The line crossed across the Big Sioux a number of times, crossing between Iowa and South Dakota.
The line was merged into the Sioux City and Dakota Railroad in 1879.
By 1881, the line became a branch of the Chicago, Milwaukee & St. Paul Railway, also known as the Milwaukee Road.
In 1913, following an escapade to the Pacific Ocean, the railroad became known as the Chicago, Milwaukee St. Paul & Pacific Railway.
Heading north out of Sioux Falls, the Milwaukee Road also operated a branch to North Dakota.
By 1981, with the Milwaukee Road falling to bankruptcy, the Dakota & Iowa (D&I) Railroad was formed as a joint coalition between Iowa and South Dakota to operate the former branch to Sioux City.
Today, D&I continues to operate the line from Sioux Falls to Sioux City, as well as the Dell Rapids branch.
Formerly crossing the Big Sioux River at Canton, this unique bridge was destroyed in the spring floods of 2019 during an ice jam.
As originally built, the bridge featured the 5-panel, riveted Pratt Through Truss with a 75-foot deck girder approach.
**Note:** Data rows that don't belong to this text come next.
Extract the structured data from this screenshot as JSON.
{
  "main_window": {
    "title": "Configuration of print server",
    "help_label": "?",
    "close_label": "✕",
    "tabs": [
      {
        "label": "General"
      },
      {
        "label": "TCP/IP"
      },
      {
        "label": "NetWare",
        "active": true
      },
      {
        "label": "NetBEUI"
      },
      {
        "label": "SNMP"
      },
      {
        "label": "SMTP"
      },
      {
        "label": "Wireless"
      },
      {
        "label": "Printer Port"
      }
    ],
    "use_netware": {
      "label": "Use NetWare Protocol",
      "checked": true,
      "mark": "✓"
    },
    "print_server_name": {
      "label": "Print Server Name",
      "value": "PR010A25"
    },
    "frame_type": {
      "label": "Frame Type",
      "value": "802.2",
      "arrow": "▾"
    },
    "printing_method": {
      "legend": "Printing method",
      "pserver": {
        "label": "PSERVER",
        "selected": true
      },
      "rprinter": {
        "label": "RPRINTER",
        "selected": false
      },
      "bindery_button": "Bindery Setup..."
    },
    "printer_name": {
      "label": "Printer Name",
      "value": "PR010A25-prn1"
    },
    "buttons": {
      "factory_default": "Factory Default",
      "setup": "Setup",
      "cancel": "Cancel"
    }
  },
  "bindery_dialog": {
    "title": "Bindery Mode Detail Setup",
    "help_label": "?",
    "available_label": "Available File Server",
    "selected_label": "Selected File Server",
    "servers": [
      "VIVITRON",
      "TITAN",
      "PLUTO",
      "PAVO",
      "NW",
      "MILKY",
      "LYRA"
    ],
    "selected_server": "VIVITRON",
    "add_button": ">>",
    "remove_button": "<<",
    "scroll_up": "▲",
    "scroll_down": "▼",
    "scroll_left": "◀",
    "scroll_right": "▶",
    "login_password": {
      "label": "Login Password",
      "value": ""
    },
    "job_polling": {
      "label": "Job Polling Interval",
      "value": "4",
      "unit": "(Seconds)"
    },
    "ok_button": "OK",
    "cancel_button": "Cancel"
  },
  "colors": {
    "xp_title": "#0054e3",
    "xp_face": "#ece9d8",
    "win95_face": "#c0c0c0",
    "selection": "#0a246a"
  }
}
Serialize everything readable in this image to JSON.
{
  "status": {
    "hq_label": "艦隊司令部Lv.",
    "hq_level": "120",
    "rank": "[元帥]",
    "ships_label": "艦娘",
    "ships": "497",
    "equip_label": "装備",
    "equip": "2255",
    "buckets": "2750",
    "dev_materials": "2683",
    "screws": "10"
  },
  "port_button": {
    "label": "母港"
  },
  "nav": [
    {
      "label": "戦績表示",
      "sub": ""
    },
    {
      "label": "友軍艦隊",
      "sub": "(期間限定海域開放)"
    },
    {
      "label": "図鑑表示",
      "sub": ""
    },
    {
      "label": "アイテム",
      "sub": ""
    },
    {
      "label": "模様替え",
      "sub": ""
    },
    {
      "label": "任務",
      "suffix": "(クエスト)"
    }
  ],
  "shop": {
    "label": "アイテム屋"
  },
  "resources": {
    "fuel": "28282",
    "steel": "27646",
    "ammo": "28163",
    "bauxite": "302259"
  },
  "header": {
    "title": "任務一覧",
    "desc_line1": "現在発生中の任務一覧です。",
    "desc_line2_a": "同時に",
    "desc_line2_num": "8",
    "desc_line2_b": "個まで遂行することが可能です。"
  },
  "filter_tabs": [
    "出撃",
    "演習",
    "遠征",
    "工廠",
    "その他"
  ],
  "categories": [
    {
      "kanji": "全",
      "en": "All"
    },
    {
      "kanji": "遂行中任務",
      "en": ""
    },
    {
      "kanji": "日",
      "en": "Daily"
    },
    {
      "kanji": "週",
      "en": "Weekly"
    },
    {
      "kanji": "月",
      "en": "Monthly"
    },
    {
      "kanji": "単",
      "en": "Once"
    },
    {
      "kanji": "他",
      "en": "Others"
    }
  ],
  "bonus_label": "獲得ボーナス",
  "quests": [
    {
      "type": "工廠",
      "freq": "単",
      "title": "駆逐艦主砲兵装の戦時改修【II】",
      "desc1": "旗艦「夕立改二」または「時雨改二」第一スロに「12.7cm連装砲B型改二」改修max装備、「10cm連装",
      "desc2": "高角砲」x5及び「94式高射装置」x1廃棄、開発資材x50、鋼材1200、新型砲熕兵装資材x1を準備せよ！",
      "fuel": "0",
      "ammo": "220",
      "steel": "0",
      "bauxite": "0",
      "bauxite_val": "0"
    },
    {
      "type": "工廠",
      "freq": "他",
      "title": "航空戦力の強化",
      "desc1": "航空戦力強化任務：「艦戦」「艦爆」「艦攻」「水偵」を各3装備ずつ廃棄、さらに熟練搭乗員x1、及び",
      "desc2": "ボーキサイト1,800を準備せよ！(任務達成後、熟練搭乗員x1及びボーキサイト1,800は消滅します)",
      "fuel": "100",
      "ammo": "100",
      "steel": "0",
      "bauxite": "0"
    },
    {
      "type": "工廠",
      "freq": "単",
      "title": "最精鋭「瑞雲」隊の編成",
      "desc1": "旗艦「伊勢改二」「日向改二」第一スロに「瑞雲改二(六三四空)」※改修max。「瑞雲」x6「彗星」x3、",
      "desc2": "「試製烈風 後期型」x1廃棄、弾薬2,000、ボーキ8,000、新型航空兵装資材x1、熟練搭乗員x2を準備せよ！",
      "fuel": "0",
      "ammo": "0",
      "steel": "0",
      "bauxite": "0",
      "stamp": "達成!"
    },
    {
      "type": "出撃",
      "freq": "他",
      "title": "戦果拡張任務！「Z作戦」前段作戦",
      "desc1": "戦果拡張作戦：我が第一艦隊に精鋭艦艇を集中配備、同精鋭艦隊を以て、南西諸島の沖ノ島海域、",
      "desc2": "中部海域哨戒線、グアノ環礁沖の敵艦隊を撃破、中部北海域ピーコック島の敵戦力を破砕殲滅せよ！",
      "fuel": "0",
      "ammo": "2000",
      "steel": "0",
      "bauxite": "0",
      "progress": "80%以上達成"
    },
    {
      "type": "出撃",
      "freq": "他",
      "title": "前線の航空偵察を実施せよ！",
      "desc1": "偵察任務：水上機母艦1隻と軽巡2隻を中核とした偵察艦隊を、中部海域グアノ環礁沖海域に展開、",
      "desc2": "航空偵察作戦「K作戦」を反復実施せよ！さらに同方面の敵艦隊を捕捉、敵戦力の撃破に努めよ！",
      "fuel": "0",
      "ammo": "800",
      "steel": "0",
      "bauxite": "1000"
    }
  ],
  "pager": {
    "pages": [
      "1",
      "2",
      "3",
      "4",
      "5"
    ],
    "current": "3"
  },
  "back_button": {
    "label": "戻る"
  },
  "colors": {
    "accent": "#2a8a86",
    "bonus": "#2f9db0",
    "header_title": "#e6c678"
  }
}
Trestles approached the bridge on either side. The truss was originally fabricated in 1909 at Madrid, Iowa to replace an 1888 vintage bridge. When the Madrid bridge was replaced by a new structure in 1913-14, the old spans were reused here and at another unknown location.
In 1931, a 72-foot deck girder was installed to replace the lighter 75-foot span. This 72-foot deck girder span had a unique history, as it was originally built in 1887 as one span of a double track through plate girder span at Bridge #Z-204 across the Kishwaukee River at Genoa, Illinois.
The 1931 configuration of this bridge represents the final configuration before the bridge was destroyed. The entire bridge sat on timber substructures, unusual for a permanent structure.
Bridge #Z-204; Genoa, Illinois. From Annual report of the Railroad and Warehouse Commission of the State of Illinois, 1899.
When the Illinois bridge was replaced in 1931, the three spans were freed up to be reused elsewhere. The other two spans were stored at the bridge yard in Tomah, Wisconsin before being sent to Rapid City, South Dakota.
The third span was shipped by flat car to Canton, where it was heavily strengthened and converted to a single track deck girder span and rebuilt by the Clinton Bridge Works. The old 75-foot span was then sent to Tomah, where it was eventually reused elsewhere.
While relocating spans is rather common, it is unusual to convert a through girder span to a deck girder span. Unfortunately, the author was not able to get close to the bridge to inspect underneath the girder for the unusual features that were almost certainly present.
The author ranks this bridge as being regionally significant, due to the unique design of a riveted Pratt truss and the historic nature of the girder.
The photo above is an overview. The bridge was replaced in the spring of 2019.
|Upstream||RI Big Sioux River Bridge|
|Downstream||Fairview Rail Bridge|